Books Lunch Date: Girl Factory
posted by June 23 at 12:00 PMon
(A few times a week, I take a new book with me to lunch and give it a half an hour or so to grab my attention. Lunch Date is my judgment on that speed-dating experience.)
Who’s your date today? Girl Factory, by Jim Krusoe
Where’d you go? Bleu Bistro.
What’d you eat? Macaroni and cheese ($7.99) with the optional Caesar salad ($2.99).
How was the food? It was really good. The macaroni and cheese was more like a baked ziti, only without any red sauce. The top was crunchy and the bottom was goopy, just the way I like, and the cheese was a nice sharp cheddar. The salad was, you know, Caesar-y and good. The whole thing came with three good pieces of not-too-garlicky-for-lunch garlic toast. I always forget about Bleu Bistro, and whenever I go inside I have to fight a momentary fear of the cramped booths in the place going up in flames, but I’ve never been disappointed by the food.
What does your date say about itself? This is the newest novel by the author of the amazing debut novel Iceland. If you have a good tolerance for quirky, sad writing, Iceland is something that you really need to read; it’s about how we make more of our memories than other people do. Reading that book was such a grand experience that I’m afraid to re-read it. I recall the pleasurable feeling of reading it almost more than I remember the actual words that I read. Girl Factory is about a man who works at a frozen yogurt store in a strip mall owned by a man named Spinner. Spinner is doing something weird in the basement. Also, there’s a hyperintelligent, chess-playing dog running around
Is there a representative quote? “This was the first time ever that Spinner had trusted me with the keys to Mister Twisty’s, but at any rate I was feeling very tired myself, and for some reason, a little sad also. From the basement I could hear the hum of the giant cooling machines as I sprayed a little Windex on the counters to wipe away the stickiness, and rubbed down the swirl machines with chrome cleaner. And I was just about to go home when I heard, or thought I heard, a difference in the intensity of sound coming from below me…It was probably nothing, but just suppose there was some kind of a malfunction in the equipment downstairs, or even one of the old guys had had a heart attack and fallen into the machinery. We never really kept track of who went down and who came back up, and for all I know there might be someone down there, dying this very minute. I knew that Spinner had said he’d been working on the equipment a few weeks earlier, but I also knew that he had told me once, when I first began to work there, never to go down to the basement for any reason at all.”

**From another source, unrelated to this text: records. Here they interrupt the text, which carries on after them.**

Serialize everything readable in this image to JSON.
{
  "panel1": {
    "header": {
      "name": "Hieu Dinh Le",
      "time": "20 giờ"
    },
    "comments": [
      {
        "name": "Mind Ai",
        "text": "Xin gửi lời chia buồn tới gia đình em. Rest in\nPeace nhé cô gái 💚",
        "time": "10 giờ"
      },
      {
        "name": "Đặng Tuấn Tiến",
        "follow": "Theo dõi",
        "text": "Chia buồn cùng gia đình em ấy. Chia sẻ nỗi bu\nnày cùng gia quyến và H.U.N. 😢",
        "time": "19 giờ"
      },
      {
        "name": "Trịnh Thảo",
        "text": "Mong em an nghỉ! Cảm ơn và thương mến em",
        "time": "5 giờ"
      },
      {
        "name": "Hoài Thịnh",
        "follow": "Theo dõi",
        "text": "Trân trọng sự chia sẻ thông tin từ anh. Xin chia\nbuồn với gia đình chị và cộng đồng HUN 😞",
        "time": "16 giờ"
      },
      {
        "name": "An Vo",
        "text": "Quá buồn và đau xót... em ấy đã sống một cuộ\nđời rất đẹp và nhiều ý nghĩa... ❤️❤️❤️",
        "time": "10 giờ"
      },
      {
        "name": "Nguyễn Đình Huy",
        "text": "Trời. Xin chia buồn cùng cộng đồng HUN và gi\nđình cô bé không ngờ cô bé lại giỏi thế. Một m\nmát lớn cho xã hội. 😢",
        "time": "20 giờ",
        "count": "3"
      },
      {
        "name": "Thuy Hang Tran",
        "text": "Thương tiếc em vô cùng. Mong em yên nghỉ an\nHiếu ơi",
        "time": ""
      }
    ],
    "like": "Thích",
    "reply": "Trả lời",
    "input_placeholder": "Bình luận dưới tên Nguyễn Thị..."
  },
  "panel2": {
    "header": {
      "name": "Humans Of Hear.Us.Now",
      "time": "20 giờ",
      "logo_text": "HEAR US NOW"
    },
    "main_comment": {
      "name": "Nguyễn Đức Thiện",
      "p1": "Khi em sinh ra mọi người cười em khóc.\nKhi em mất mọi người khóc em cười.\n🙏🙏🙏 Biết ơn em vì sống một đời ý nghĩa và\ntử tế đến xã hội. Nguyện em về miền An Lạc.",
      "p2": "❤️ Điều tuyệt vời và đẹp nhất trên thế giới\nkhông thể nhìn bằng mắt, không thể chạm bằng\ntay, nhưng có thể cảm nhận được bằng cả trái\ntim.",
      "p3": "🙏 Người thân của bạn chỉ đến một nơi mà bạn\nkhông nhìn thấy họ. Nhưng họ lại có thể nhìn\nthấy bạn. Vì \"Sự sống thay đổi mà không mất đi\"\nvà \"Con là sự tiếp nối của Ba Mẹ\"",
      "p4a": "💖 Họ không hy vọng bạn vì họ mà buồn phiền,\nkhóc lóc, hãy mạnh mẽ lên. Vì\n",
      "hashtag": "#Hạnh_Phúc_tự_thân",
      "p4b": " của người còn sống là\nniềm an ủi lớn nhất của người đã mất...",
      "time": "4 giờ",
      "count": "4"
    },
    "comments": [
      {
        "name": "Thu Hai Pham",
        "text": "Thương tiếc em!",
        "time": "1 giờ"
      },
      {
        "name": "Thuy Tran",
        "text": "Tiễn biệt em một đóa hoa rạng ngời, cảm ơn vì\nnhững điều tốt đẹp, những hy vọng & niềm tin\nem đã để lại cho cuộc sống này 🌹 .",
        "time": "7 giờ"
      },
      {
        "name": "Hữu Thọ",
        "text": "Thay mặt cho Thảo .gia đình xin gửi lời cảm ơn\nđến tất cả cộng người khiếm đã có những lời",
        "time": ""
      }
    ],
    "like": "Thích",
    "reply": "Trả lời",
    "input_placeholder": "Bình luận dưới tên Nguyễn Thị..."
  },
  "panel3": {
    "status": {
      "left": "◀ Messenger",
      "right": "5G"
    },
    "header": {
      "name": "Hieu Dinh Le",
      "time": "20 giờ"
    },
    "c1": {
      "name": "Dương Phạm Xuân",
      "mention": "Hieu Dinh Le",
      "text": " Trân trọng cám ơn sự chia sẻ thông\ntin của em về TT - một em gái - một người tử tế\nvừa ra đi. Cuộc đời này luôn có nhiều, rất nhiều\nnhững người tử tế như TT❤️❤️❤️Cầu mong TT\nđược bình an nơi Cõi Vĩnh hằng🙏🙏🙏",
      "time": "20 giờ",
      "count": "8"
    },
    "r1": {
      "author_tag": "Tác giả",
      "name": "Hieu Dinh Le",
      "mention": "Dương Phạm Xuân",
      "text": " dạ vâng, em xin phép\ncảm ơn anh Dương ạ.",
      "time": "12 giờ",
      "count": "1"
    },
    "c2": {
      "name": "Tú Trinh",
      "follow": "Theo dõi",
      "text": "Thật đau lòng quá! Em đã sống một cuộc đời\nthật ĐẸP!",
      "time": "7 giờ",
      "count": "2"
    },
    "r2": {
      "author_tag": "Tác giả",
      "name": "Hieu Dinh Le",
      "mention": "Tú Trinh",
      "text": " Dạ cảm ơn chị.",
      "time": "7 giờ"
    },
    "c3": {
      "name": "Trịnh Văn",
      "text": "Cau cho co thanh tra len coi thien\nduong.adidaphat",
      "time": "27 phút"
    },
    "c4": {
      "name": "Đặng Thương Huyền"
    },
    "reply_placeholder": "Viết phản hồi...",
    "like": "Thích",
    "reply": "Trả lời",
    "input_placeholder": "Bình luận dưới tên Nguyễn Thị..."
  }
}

Will you two end up in bed together? Yes. It might not be as miraculous as Iceland—and it would be unfair to expect that of a second novel—I’m intrigued and ready for the book to get really weird. Whether it gets sad will remain to be seen.